Social Anxiety & The Summer Of Reading That Will Change Our Life
Don’t be scared, but in college, you will break down. You will be tired of practically killing yourself for the acceptance of others and being met with absolutely nothing. No love. No support. Nothing. After shutting yourself away in your dorm room during spring semester, you will emerge for the summer ready to face your past and get some help.
Returning home, you will be lucky enough to meet a doctor very much like yourself, who will compassionately diagnose you with social anxiety and depression, while using more than conventional counseling techniques to help you let go of the trauma you’re holding onto (the lexapro won’t hurt either). As you will come to believe very strongly, books come across your life at the time it is meant for you to read them and receive their wisdom. During this, is the time you will read Elizabeth Gilbert’s EAT PRAY LOVE, Don Miguel Ruiz’s The Four Agreements, Paulo Cohelo’s The Alchemist, and Herman Hesse’s Siddhartha. We will learn many things from these precious literary gems...but the biggest takeaway I can give you now: YOU ARE ENOUGH.
The Death of Loved Ones
You will lose people you care about. That is a fact of life, true enough. But you will lose quite a few in your life—and some of them rather unexpectedly. It will not be simple, or fair. It will teach you about adversity. It will teach you about relationships. It will teach you about strength. It will teach you about loving life…and letting go. When you go through this, just try to remember that everyone you love is with you always.
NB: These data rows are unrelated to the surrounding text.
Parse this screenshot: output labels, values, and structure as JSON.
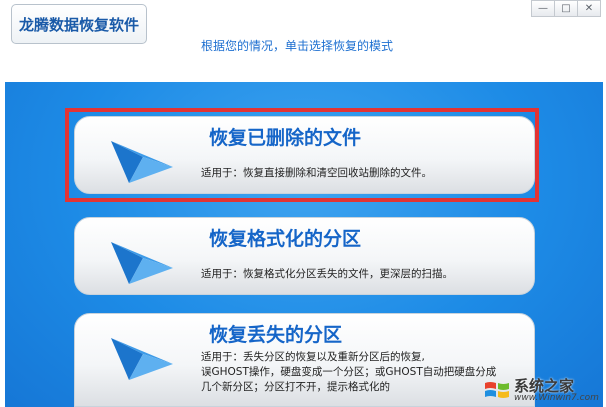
{
  "app": {
    "title": "龙腾数据恢复软件",
    "subtitle": "根据您的情况，单击选择恢复的模式"
  },
  "window_controls": {
    "minimize": "—",
    "maximize": "□",
    "close": "✕"
  },
  "options": [
    {
      "title": "恢复已删除的文件",
      "desc": "适用于：恢复直接删除和清空回收站删除的文件。",
      "selected": true
    },
    {
      "title": "恢复格式化的分区",
      "desc": "适用于：恢复格式化分区丢失的文件，更深层的扫描。",
      "selected": false
    },
    {
      "title": "恢复丢失的分区",
      "desc_lines": [
        "适用于：丢失分区的恢复以及重新分区后的恢复,",
        "误GHOST操作，硬盘变成一个分区；或GHOST自动把硬盘分成",
        "几个新分区；分区打不开，提示格式化的"
      ],
      "selected": false
    }
  ],
  "colors": {
    "accent": "#1565c8",
    "background": "#1d8be6",
    "selection": "#e23434"
  },
  "watermark": {
    "title": "系统之家",
    "url": "www.Winwin7.com"
  }
}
To New York City & Beyond
Yaaasss, girl—you end up in New York.
Your strong-willed and ambitious spirit takes you there two weeks after graduating college, where you will have an equally (if not more) tumultuous start to your twenties. Crazy roommates, failed relationships, getting laid off from one job and fired from another. Anything you can think of—it will happen. BUT. Today, at 25, we’re just now starting to live our best life. We create things. We learn things. We move on. We actually like—no, love—who we’re becoming.
So, just wait—it gets better.
Cover Via Flickr